From the records, pick out and copy each line containing "index".
═════ Entries provided ═════
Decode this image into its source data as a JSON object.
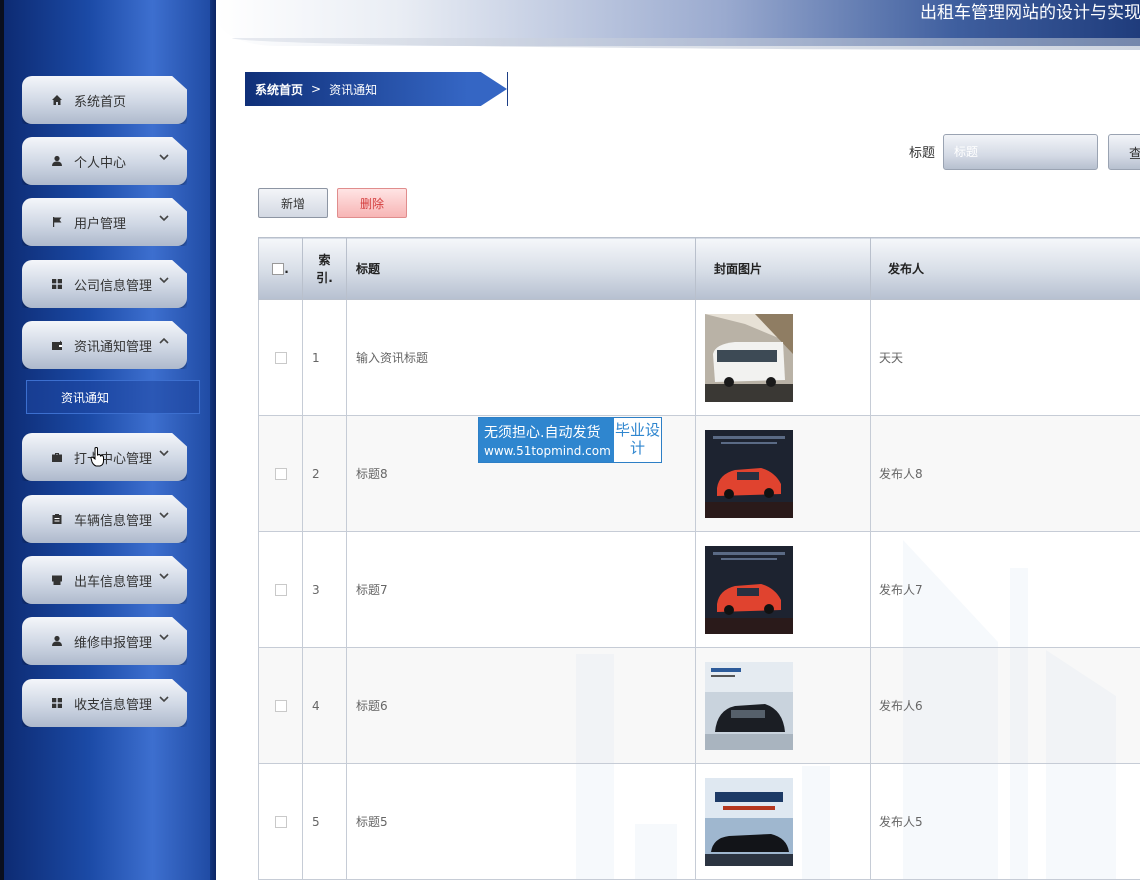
{
  "header": {
    "site_title": "出租车管理网站的设计与实现"
  },
  "sidebar": {
    "items": [
      {
        "label": "系统首页",
        "icon": "home-icon",
        "has_chevron": false
      },
      {
        "label": "个人中心",
        "icon": "user-icon",
        "has_chevron": true
      },
      {
        "label": "用户管理",
        "icon": "flag-icon",
        "has_chevron": true
      },
      {
        "label": "公司信息管理",
        "icon": "grid-icon",
        "has_chevron": true
      },
      {
        "label": "资讯通知管理",
        "icon": "wallet-icon",
        "has_chevron": true,
        "expanded": true
      },
      {
        "label": "打卡中心管理",
        "icon": "briefcase-icon",
        "has_chevron": true
      },
      {
        "label": "车辆信息管理",
        "icon": "clipboard-icon",
        "has_chevron": true
      },
      {
        "label": "出车信息管理",
        "icon": "printer-icon",
        "has_chevron": true
      },
      {
        "label": "维修申报管理",
        "icon": "user-icon",
        "has_chevron": true
      },
      {
        "label": "收支信息管理",
        "icon": "grid-icon",
        "has_chevron": true
      }
    ],
    "subitem": "资讯通知"
  },
  "breadcrumb": {
    "home": "系统首页",
    "separator": ">",
    "current": "资讯通知"
  },
  "search": {
    "label": "标题",
    "placeholder": "标题",
    "button": "查询"
  },
  "actions": {
    "add": "新增",
    "delete": "删除"
  },
  "table": {
    "headers": {
      "index": [
        "索",
        "引."
      ],
      "title": "标题",
      "cover": "封面图片",
      "publisher": "发布人"
    },
    "rows": [
      {
        "index": "1",
        "title": "输入资讯标题",
        "cover": "bus-photo",
        "publisher": "天天"
      },
      {
        "index": "2",
        "title": "标题8",
        "cover": "red-suv-poster",
        "publisher": "发布人8"
      },
      {
        "index": "3",
        "title": "标题7",
        "cover": "red-suv-poster",
        "publisher": "发布人7"
      },
      {
        "index": "4",
        "title": "标题6",
        "cover": "black-suv-poster",
        "publisher": "发布人6"
      },
      {
        "index": "5",
        "title": "标题5",
        "cover": "luxury-car-poster",
        "publisher": "发布人5"
      }
    ]
  },
  "badge": {
    "line1": "无须担心.自动发货",
    "line2": "www.51topmind.com",
    "right": "毕业设计"
  },
  "colors": {
    "sidebar": "#1b4aa6",
    "breadcrumb": "#0f2f78",
    "delete": "#d43c3c",
    "badge": "#2f86cf"
  }
}
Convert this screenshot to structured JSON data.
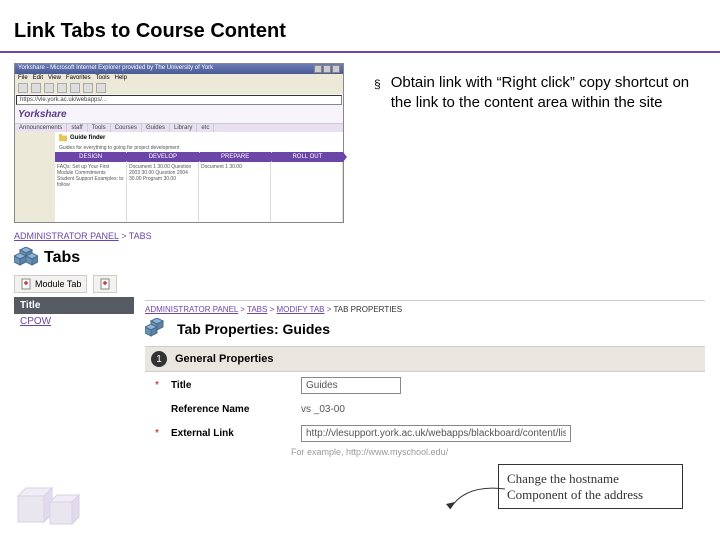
{
  "slide": {
    "title": "Link Tabs to Course Content"
  },
  "bullet": {
    "marker": "§",
    "text": "Obtain link with “Right click” copy shortcut on the link to the content area within the site"
  },
  "browser": {
    "title_prefix": "Yorkshare - Microsoft Internet Explorer provided by The University of York",
    "menu": [
      "File",
      "Edit",
      "View",
      "Favorites",
      "Tools",
      "Help"
    ],
    "address": "https://vle.york.ac.uk/webapps/...",
    "brand": "Yorkshare",
    "tabs": [
      "Announcements",
      "staff",
      "Tools",
      "Courses",
      "Guides",
      "Library",
      "etc"
    ],
    "guide_finder_label": "Guide finder",
    "guide_finder_sub": "Guides for everything to going for project development",
    "phases": [
      "DESIGN",
      "DEVELOP",
      "PREPARE",
      "ROLL OUT"
    ],
    "phase_bodies": [
      "FAQs: Set up\nYour First\nModule Commitments\nStudent Support\nExamples: to follow",
      "Document 1\n30.00\nQuestion 2003\n30.00\nQuestion 2004\n30.00\nProgram\n30.00",
      "Document 1\n30.00",
      ""
    ]
  },
  "admin": {
    "breadcrumb_root": "ADMINISTRATOR PANEL",
    "breadcrumb_leaf": "TABS",
    "page_title": "Tabs",
    "btn_module": "Module Tab",
    "btn_other": "",
    "col_title": "Title",
    "row0": "CPOW"
  },
  "props": {
    "breadcrumb": [
      "ADMINISTRATOR PANEL",
      "TABS",
      "MODIFY TAB",
      "TAB PROPERTIES"
    ],
    "page_title": "Tab Properties: Guides",
    "section_num": "1",
    "section_title": "General Properties",
    "field_title_label": "Title",
    "field_title_value": "Guides",
    "field_refname_label": "Reference Name",
    "field_refname_value": "vs _03-00",
    "field_extlink_label": "External Link",
    "field_extlink_value": "http://vlesupport.york.ac.uk/webapps/blackboard/content/listConten",
    "example_text": "For example, http://www.myschool.edu/"
  },
  "callout": {
    "text": "Change the hostname Component of the address"
  }
}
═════
• [Exercise result]:
      "index": [
        "index": "1",
        "index": "2",
        "index": "3",
        "index": "4",
        "index": "5",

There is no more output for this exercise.